- The creator of Google News has an idea for how platforms can help stop fake news. Krishna Bharat published a Medium post that outlined a way that platforms could use a combination of algorithms and human editors to cut off certain stories as they begin to gain traction through shares, searches, and other types of engagement. He describes this phenomenon as a wave.
- A former fake news creator on covering fake news. The creator of the Denver Guardian and other fake news sites on the financial motivations behind misinformation. “While some suggest fake news is responsible for the decline in trust in traditional media sources, I would argue the opposite. Fake news is the result of declining trust. As consumers of content become more disheartened by trusted sources, they seek information from sources that are less credible. In that regard, President Trump may be a blessing in that his continued criticism of the media has led to deep conversations about the future of journalism and the important role played by the fourth estate.”
- Startup that promises ‘no-bullshit journalism’ nets serious cash. Republik raised more than $2 million in two weeks (along with $3.5 million of investor money) to do longform journalism.
- Subject expertise, social cues, and promotions are the three big reasons people pay for news. A new, exhaustive survey from the Media Insight Project (a collaboration between the American Press Institute and the Associated Press-NORC Center for Public Affairs Research) offers plenty of insight into payers and nonpayers — and the differences between the two groups.
- The New York Times now has more than 2 million digital-only subscriptions. President and chief executive officer Mark Thompson has set a goal of eventually reaching 10 million subscribers, and the company plans to double its total digital revenue by 2020.
🎥 #ijf17 on demand > Enough said What’s gone wrong with the language of politics? With Mark Thompson
- Wikitribune venture will not address journalism’s underlying issues. “Jimmy Wales’s crowdfunded experiment seems to intend to use practices already well-established elsewhere”, said Emily Bell.
- Facebook is adding 3,000 people to its community operations team to tackle its distressing live video issue. “In addition to investing in more people, we’re also building better tools to keep our community safe. We’re going to make it simpler to report problems to us, faster for our reviewers to determine which posts violate our standards and easier for them to contact law enforcement if someone needs help,” wrote Mark Zuckerberg.
- Some takeaways from Electionland, a 1,000-person effort covering Election Day voting issues. A comprehensive new report debriefing the Electionland initiative released Thursday examines every step in the collaboration, from the selection of newsroom partners, to the legwork done before Election Day itself, to the technical effort that went into setting up social verification and communication tools, to the physical layout of the Electionland newsroom hosted at CUNY, to a post mortem on the voting issues captured and stories written at the end of it all. (Just naming all the people involved in Electionland takes up five full pages at the end of this report.)
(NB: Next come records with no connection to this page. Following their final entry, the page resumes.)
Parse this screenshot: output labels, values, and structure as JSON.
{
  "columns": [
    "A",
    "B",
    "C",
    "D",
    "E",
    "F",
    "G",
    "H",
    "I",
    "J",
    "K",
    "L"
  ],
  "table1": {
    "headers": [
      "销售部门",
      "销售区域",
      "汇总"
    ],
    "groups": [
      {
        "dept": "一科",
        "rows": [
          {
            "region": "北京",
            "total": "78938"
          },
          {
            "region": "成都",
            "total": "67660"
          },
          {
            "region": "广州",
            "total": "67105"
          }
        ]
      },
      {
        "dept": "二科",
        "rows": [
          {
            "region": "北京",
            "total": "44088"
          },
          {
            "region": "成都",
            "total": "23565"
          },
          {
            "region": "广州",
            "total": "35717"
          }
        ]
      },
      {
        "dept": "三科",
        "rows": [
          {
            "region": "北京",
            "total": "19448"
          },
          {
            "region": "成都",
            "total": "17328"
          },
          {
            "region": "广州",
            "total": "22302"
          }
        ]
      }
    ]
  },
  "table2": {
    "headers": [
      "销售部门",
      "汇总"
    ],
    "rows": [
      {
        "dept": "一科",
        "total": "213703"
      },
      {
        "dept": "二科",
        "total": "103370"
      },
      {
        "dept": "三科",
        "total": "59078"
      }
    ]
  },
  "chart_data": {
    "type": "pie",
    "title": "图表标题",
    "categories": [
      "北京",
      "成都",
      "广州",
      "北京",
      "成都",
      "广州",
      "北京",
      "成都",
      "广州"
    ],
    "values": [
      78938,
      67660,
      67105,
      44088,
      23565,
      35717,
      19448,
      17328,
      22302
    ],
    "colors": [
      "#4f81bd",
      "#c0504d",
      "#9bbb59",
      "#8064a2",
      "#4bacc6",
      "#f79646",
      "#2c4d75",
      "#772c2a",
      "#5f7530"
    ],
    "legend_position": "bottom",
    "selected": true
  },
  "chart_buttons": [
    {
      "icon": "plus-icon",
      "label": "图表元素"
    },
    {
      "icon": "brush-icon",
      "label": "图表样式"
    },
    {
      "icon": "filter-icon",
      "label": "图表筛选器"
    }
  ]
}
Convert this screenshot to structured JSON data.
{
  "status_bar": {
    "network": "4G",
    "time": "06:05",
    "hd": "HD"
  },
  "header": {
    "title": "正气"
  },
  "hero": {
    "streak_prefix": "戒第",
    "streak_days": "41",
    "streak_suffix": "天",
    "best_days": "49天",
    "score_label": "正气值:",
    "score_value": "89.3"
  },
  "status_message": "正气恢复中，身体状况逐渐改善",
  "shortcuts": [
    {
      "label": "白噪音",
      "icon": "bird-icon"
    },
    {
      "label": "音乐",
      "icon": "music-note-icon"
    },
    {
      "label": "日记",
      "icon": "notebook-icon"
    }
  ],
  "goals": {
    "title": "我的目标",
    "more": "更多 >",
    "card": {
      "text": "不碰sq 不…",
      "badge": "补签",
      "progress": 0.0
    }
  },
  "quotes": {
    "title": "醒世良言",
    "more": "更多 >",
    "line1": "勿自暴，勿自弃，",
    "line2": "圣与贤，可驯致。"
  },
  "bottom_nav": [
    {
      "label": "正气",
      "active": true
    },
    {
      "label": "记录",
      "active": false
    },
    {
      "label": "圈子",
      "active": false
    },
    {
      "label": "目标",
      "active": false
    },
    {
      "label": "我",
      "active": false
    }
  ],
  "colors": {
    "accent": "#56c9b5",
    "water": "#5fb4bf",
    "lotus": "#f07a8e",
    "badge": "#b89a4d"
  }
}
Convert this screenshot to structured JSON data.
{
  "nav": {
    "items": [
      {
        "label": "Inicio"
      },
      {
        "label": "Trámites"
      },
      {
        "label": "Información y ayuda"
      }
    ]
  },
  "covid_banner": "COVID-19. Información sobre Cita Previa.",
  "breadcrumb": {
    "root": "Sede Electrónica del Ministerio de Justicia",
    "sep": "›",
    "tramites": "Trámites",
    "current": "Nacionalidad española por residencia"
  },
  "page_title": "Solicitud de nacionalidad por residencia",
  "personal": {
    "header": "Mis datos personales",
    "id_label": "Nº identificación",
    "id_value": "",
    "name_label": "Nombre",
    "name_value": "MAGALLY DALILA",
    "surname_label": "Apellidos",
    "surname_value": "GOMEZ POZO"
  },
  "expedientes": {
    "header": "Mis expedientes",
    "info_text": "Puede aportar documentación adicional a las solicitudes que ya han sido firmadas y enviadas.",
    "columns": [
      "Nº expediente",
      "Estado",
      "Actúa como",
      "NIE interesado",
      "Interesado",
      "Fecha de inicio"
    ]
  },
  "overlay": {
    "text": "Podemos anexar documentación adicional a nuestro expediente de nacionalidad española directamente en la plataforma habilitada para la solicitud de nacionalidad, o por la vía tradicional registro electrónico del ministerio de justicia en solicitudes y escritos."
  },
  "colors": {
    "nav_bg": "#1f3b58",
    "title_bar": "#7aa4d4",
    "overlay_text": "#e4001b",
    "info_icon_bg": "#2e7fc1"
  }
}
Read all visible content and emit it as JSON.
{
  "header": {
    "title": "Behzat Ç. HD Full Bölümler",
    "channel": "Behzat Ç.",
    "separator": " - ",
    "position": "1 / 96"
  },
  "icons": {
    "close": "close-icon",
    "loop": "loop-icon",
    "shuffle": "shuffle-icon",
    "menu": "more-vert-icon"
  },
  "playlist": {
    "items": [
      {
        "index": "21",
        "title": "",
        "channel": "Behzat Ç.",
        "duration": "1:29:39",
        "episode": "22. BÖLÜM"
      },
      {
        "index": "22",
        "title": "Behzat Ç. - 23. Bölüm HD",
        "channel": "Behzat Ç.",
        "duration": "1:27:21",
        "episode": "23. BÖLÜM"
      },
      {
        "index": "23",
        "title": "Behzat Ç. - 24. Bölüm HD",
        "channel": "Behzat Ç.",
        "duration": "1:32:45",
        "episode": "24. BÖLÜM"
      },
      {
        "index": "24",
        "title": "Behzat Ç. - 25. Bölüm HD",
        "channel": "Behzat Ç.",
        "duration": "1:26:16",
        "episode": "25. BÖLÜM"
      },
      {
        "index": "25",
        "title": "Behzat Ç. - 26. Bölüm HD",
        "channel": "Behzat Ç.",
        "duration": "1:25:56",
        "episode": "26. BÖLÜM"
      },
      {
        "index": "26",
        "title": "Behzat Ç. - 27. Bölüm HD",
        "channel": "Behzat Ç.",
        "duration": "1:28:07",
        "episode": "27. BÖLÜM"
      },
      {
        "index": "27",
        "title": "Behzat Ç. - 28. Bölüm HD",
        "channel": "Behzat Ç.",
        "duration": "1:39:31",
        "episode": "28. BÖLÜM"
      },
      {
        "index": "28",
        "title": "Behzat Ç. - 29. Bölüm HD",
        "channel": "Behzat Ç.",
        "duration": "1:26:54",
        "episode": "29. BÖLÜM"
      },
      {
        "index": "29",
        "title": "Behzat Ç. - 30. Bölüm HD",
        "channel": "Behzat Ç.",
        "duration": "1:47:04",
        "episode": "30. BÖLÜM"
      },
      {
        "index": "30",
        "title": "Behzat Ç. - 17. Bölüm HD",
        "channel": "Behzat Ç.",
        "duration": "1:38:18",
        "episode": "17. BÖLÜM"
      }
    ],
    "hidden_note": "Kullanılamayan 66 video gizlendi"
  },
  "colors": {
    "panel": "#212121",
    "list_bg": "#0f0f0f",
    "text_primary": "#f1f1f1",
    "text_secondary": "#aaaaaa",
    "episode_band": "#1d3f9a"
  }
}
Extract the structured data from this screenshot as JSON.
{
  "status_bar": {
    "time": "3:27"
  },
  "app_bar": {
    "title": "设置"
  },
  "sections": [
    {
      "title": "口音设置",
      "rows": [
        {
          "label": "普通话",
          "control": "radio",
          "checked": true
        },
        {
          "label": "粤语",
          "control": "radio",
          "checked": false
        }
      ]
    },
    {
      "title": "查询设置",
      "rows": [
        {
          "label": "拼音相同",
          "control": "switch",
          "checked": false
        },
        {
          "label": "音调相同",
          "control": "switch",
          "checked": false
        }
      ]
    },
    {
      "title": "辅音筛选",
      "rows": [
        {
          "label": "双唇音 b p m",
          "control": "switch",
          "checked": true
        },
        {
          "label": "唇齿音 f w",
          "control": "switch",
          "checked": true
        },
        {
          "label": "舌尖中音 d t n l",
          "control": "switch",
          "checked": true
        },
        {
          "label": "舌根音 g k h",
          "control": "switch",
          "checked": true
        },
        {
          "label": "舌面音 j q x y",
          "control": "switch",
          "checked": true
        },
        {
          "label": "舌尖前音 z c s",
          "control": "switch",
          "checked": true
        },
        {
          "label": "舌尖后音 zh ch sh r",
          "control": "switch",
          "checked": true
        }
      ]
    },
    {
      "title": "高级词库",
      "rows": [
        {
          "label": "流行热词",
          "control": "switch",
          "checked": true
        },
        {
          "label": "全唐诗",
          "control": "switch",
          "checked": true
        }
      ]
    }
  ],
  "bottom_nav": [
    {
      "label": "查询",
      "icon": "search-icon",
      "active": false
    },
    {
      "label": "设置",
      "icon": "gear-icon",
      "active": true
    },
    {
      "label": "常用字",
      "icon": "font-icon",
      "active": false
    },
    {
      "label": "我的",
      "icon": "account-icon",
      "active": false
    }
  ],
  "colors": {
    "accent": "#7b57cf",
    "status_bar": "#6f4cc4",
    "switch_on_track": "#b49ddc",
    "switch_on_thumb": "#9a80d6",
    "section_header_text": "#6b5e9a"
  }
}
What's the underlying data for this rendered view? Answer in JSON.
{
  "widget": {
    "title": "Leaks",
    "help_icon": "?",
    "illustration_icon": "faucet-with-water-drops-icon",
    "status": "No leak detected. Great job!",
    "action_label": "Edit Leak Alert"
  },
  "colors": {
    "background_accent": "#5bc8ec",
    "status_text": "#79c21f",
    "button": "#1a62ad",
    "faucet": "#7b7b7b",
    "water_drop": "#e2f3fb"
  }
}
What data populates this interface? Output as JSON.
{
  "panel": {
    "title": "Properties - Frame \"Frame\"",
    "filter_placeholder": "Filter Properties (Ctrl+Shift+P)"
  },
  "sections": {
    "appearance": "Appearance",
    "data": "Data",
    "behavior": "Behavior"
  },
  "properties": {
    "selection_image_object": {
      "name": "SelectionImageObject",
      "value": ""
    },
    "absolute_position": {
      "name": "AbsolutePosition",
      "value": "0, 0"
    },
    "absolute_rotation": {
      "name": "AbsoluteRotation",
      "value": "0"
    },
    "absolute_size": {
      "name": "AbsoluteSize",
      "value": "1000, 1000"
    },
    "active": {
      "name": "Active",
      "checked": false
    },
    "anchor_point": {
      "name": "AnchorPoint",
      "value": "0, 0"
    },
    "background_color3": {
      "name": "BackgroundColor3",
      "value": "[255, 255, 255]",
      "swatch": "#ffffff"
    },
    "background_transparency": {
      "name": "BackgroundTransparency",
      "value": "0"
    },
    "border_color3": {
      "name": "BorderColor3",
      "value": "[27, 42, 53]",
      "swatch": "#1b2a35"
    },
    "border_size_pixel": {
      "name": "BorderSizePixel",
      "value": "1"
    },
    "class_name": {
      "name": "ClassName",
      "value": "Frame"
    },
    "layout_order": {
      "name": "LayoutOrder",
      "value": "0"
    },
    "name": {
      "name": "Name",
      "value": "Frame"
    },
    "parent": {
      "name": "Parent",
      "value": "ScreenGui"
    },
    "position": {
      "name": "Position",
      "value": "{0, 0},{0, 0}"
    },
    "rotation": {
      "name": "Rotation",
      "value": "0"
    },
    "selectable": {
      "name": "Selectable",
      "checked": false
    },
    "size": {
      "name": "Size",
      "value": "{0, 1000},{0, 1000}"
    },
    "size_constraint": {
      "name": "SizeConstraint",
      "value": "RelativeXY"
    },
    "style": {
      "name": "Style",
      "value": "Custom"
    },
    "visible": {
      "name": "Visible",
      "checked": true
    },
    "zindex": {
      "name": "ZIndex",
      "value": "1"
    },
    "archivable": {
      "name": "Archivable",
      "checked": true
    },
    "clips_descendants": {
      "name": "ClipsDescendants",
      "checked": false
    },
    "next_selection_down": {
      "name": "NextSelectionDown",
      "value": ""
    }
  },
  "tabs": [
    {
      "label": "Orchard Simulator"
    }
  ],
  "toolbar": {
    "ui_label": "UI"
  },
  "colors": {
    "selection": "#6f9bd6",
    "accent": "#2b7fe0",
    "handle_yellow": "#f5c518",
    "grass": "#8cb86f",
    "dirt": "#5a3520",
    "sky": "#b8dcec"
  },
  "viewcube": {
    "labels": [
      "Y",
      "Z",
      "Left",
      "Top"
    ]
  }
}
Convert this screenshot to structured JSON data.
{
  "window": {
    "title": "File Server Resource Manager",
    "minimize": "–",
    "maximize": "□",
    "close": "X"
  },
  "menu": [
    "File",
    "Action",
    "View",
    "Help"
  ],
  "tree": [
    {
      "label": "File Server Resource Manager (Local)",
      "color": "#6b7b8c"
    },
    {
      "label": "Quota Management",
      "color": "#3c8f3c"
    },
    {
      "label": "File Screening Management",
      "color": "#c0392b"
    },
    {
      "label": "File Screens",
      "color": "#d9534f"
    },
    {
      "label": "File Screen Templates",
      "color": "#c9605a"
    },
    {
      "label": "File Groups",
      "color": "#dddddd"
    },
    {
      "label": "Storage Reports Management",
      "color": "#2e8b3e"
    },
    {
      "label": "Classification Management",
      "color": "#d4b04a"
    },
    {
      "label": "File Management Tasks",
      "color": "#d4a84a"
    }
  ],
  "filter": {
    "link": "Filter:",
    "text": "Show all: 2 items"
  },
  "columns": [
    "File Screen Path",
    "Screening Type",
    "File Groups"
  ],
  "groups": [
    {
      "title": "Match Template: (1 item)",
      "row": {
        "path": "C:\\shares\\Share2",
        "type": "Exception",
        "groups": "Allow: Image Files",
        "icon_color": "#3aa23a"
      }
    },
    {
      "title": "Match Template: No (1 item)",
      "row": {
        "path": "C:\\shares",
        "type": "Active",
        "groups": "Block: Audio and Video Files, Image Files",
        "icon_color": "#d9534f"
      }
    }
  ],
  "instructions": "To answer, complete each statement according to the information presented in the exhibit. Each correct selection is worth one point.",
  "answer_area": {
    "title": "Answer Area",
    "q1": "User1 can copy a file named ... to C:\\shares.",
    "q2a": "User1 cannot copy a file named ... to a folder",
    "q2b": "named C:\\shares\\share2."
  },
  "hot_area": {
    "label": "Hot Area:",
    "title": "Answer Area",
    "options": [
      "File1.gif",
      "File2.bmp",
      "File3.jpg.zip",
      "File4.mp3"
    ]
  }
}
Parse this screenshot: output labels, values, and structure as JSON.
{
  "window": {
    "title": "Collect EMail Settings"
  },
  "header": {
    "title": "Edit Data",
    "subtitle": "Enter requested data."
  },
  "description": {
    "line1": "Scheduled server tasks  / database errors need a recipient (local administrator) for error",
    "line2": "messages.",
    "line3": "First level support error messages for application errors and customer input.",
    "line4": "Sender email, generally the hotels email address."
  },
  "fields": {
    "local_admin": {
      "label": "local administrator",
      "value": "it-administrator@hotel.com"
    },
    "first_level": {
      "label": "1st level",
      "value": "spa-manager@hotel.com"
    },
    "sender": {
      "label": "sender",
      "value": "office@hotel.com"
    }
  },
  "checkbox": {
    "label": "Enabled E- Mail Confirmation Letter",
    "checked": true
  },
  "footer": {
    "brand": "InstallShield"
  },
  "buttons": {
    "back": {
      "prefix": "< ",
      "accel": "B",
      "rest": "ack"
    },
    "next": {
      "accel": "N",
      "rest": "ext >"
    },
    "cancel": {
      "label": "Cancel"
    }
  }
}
🎥 #ijf17 on demand > Electionland: the biggest social newsgathering project ever
- How to make local/national journalism collaborations work. Working together doesn’t always come easy to news organizations. Here are the hurdles — and how best to get around them.
🎥 #ijf17 on demand > Collaborative fact-checking to monitor elections
- What AJ+ is learning about news bots. Facebook Messenger functions as a mass-messaging platform, with a reported 2 billion messages exchanged per month and over 100,000 active bots on the Messenger platform.
🎥 #ijf17 on demand > Bots for journalism: where next?
- Facebook says it shouldn’t have told an advertiser how to reach emotionally ‘insecure’ teens. Facebook has responded to a report by The Australian that said the company showed at least one advertiser how to reach emotionally “insecure” and vulnerable teens on its network.
International Journalism Festival is the biggest annual media event in Europe. It’s an open invitation to interact with the best of world journalism. All sessions are free entry for all attendees, all venues are situated in the stunning setting of the historic town centre of Perugia.